Not the right place for the unconverted to start
Well, this is different. In the midst of developing a new social platform and recovering from accusations of sexual coercion, the ampersand and geometric shape-obsessed country-emo darlings Pinegrove decided to make a film called Amperland, NY Named for where they recorded a couple of their four records, this is a 21-track companion album of new versions of some of their lesser-known songs. This review is done without ever having seen the film; if they release the soundtrack for sale on its own, then it should stand on its own. Though their ravenous fanbase of Pinenuts will eat it up, Amperland, NY has little to offer those that aren’t awestruck by the band’s intentionally unstable writing and fractured music.

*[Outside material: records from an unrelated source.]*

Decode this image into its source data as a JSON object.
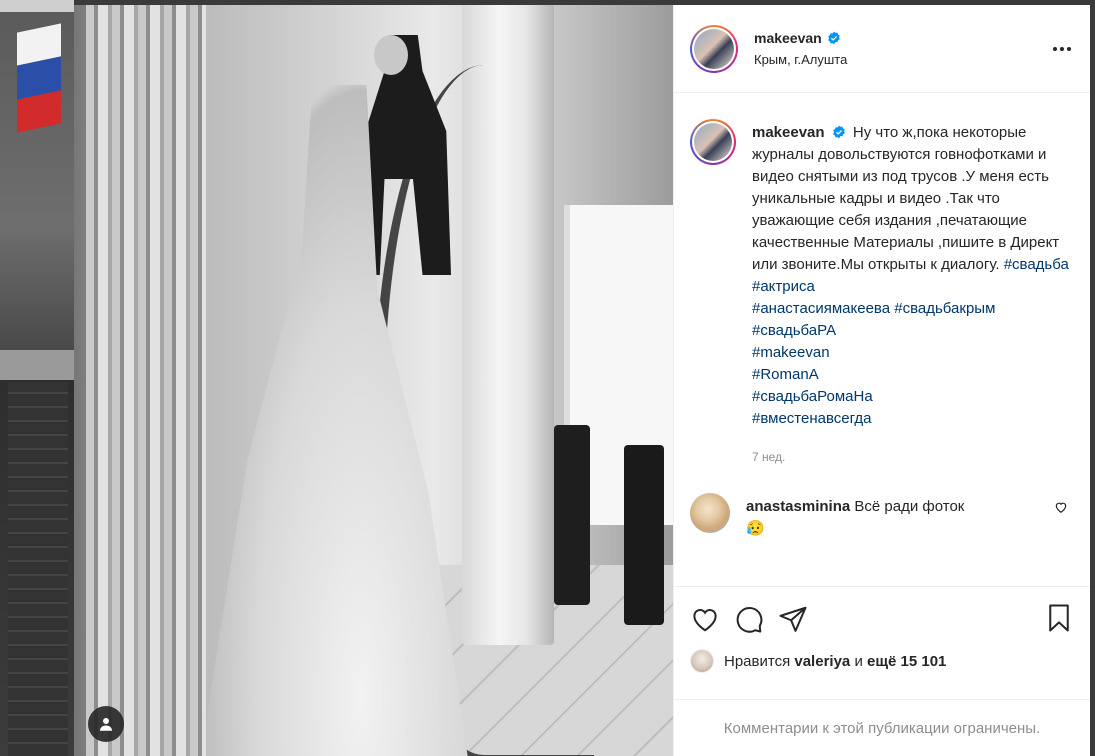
{
  "post": {
    "username": "makeevan",
    "location": "Крым, г.Алушта",
    "caption_text": "Ну что ж,пока некоторые журналы довольствуются говнофотками и видео снятыми из под трусов .У меня есть уникальные кадры и видео .Так что уважающие себя издания ,печатающие качественные Материалы ,пишите в Директ или звоните.Мы открыты к диалогу.",
    "hashtags": [
      "#свадьба",
      "#актриса",
      "#анастасиямакеева",
      "#свадьбакрым",
      "#свадьбаРА",
      "#makeevan",
      "#RomanA",
      "#свадьбаРомаНа",
      "#вместенавсегда"
    ],
    "time_ago": "7 нед."
  },
  "comment": {
    "username": "anastasminina",
    "text": "Всё ради фоток",
    "emoji": "😥"
  },
  "likes": {
    "prefix": "Нравится",
    "user": "valeriya",
    "and": "и",
    "others": "ещё 15 101"
  },
  "footer": {
    "notice": "Комментарии к этой публикации ограничены."
  },
  "colors": {
    "verified": "#0095f6",
    "hashtag": "#00376b",
    "text": "#262626",
    "muted": "#8e8e8e"
  },
  "icons": [
    "user-tag-icon",
    "more-options-icon",
    "verified-badge-icon",
    "like-heart-icon",
    "comment-icon",
    "share-icon",
    "bookmark-icon",
    "comment-like-icon"
  ]
}
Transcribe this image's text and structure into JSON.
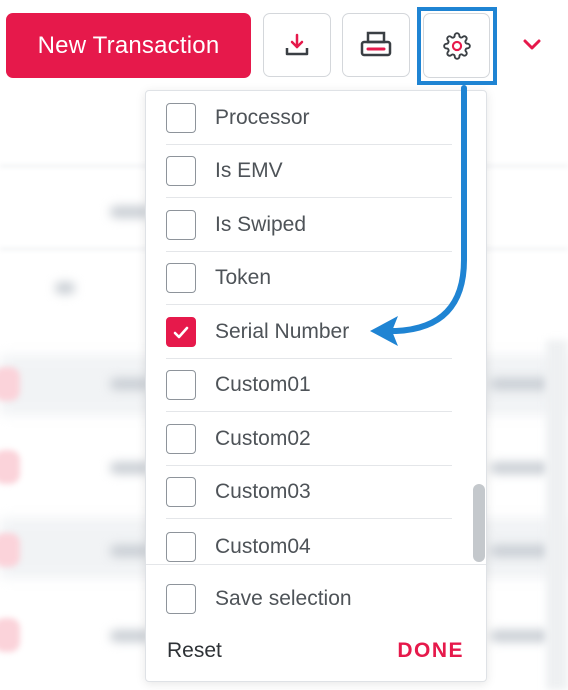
{
  "toolbar": {
    "new_transaction_label": "New Transaction",
    "download_icon": "download-icon",
    "print_icon": "printer-icon",
    "settings_icon": "gear-icon",
    "more_icon": "chevron-down-icon"
  },
  "columns_menu": {
    "items": [
      {
        "label": "Processor",
        "checked": false
      },
      {
        "label": "Is EMV",
        "checked": false
      },
      {
        "label": "Is Swiped",
        "checked": false
      },
      {
        "label": "Token",
        "checked": false
      },
      {
        "label": "Serial Number",
        "checked": true
      },
      {
        "label": "Custom01",
        "checked": false
      },
      {
        "label": "Custom02",
        "checked": false
      },
      {
        "label": "Custom03",
        "checked": false
      },
      {
        "label": "Custom04",
        "checked": false
      }
    ],
    "save_selection_label": "Save selection",
    "save_selection_checked": false,
    "reset_label": "Reset",
    "done_label": "DONE"
  },
  "colors": {
    "accent": "#e6194b",
    "highlight": "#1f84d3"
  }
}
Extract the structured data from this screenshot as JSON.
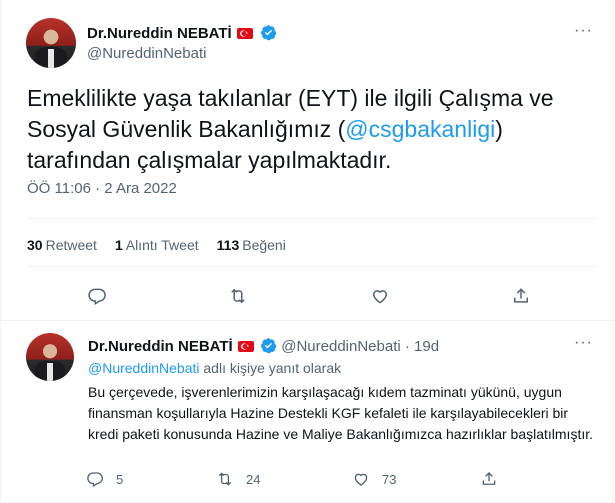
{
  "main_tweet": {
    "author_name": "Dr.Nureddin NEBATİ",
    "handle": "@NureddinNebati",
    "text_before": "Emeklilikte yaşa takılanlar (EYT) ile ilgili Çalışma ve Sosyal Güvenlik Bakanlığımız (",
    "mention": "@csgbakanligi",
    "text_after": ") tarafından çalışmalar yapılmaktadır.",
    "timestamp": "ÖÖ 11:06 · 2 Ara 2022",
    "stats": {
      "retweets_count": "30",
      "retweets_label": "Retweet",
      "quotes_count": "1",
      "quotes_label": "Alıntı Tweet",
      "likes_count": "113",
      "likes_label": "Beğeni"
    }
  },
  "reply_tweet": {
    "author_name": "Dr.Nureddin NEBATİ",
    "handle": "@NureddinNebati",
    "age": "· 19d",
    "replying_to_mention": "@NureddinNebati",
    "replying_to_suffix": " adlı kişiye yanıt olarak",
    "text": "Bu çerçevede, işverenlerimizin karşılaşacağı kıdem tazminatı yükünü, uygun finansman koşullarıyla Hazine Destekli KGF kefaleti ile karşılayabilecekleri bir kredi paketi konusunda Hazine ve Maliye Bakanlığımızca hazırlıklar başlatılmıştır.",
    "counts": {
      "replies": "5",
      "retweets": "24",
      "likes": "73"
    }
  },
  "icons": {
    "more": "more-dots-icon",
    "verified": "verified-badge-icon",
    "flag": "turkey-flag-icon",
    "reply": "reply-bubble-icon",
    "retweet": "retweet-arrows-icon",
    "like": "heart-icon",
    "share": "share-upload-icon"
  },
  "colors": {
    "accent": "#1d9bf0",
    "muted": "#536471",
    "text": "#0f1419",
    "flag": "#e30a17"
  },
  "more_glyph": "···"
}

Described as a fusion of Sunny Day Real Estate-esque emo and alt-country, Pinegrove bring in country instrumentation like banjos and pedal steel to subdermal blasts of distortion and anguished chords. Amperland, NY brings even cloudier production as the band tries to layer many different guitar tones to varying degrees of success. Unlike someone like Ruston Kelley, who also fuses emo with country, it’s not about riffs or even melody, much as a constant feeling of tension paid off with the occasional crescendos. The same is also true of the writing, with a lot of sentences being grammatically incorrect and names and topics brought up almost arbitrarily to suggest a fractured, damaged person or mind behind them.
When this formula works, it is stunning. “Peeling Off the Bark” is the most musically compelling track between its gentle acoustic opening, a great post-chorus drop of heavier drums and a final explosive outro of female harmonies and a captivating lead vocal melody. The more stripped-down songs like “Skylight,” “Need” and “Alcove” let Evan Stephens Hall shows off his vocal chops more, even if the vocal production on the later is a little too thin and strained. On another note, the warmth of the acoustics and the banjo is allowed to shine on “The Alarmist.” There are moments when these elements are allowed to counteract or complement the traditional colossal, gauzy rhythm guitar akin to La Dispute. The piano outro is a great complement to the distorted, blunt chorus of “Dotted Line,” and the pedal steel solo is a lot more enjoyable riding atop the heavy strumming of “Amulets.”
On a 21-song long project, there are going to be duds as Pinegrove’s formula starts to wear thin. Emo tends to be an emotionally intense experience as well, which makes the experience all the more exhausting. For every moment where the writing’s sudden whiplashes and regression into repetitive stock phrases work like on “Moment,” “No Drugs” and “Spiral” to emphasize the fleeting nature of memories of relationships or wanting to feel something without resorting to drugs, there’s another song that is too fractured to connect with.
Those who are intrigued about hearing new renditions will be disappointed as well; it’s still cloudy and claustrophobic, and songs like “Spiral” and “Need” that could have benefitted from a fully stripped-down approach instead have these twinkles and ticking that don’t add anything. Those who already fans of these guys will eat this up, but those that are new to Pinegrove are better suited with their core albums rather than this bloated, unnecessary project.